In addition to Jack Reimer’s phrases, on this night of Yom Kippur let us add one more phrase - “I am sorry”.  This is a truly challenging phrase to recite. This is because in the age of the celebrity apology, saying I’m sorry has been manipulated by Public relations firms.  Just this week we had an example in town when Patrick Kane the hockey player said he was sorry.  Not for yet another transgression fueled by his alcoholic binges, but for causing a distraction.  Jewish tradition would not call his words an actual vidui, often translated as confession.
Rabbi Eliezer Diamond teaches that ‘confession’ is not a good or meaningful translation of the Hebrew term ‘vidui’.  To confess is to reveal knowledge of a wrong that was unknown or to own up to the truth.  But in the case of a vidui – God certainly is aware of the transgression and often the person wronged knows as well.  Rabbi Diamond prefers that we translate the concept of vidui as ‘liberation’.  For in making a vidui, we unburden ourselves from the weight of guilt and shame.  And here is something else which brings us back to our first phrase – the root of the word vidui is the same as the root forTodah, thank you.  When we are mitvadeh, or recite vidui, we express gratitude by liberating the burden of sin that was weighing us down.
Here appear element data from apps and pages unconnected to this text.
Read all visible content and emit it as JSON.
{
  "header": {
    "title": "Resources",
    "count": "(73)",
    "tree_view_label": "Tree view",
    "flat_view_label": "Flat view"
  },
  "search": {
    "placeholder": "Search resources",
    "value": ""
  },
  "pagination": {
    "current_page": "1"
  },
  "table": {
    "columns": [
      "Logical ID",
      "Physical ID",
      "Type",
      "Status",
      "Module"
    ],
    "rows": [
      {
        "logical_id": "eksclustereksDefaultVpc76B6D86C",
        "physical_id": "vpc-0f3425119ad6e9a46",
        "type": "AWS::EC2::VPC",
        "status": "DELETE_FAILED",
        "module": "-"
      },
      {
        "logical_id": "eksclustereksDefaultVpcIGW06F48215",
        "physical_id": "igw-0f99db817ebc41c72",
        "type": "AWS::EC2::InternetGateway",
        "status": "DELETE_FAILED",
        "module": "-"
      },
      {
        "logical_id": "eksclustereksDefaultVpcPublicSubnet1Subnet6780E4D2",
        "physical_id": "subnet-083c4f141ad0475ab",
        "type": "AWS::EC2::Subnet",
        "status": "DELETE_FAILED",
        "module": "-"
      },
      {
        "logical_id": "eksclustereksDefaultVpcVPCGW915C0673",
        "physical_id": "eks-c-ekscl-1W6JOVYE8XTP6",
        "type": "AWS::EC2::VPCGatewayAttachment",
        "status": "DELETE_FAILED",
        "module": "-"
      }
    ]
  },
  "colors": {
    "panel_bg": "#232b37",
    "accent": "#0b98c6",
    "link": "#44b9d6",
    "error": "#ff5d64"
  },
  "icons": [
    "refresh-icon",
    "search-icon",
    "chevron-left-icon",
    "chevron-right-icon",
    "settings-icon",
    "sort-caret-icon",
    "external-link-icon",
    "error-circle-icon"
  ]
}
This coming year let us make a habit of reciting these simple phrases:

Thank you
I love you
how are you and what do you need
I'm sorry

For if we become practiced in reciting them – to our spouses, to our parents, to our children, to our friends and neighbors, to the people we meet daily who provide innumerable services to for our welfare – the words will perform a great service for us, influencing the world around us and the world within us for a holier and kinder year ahead.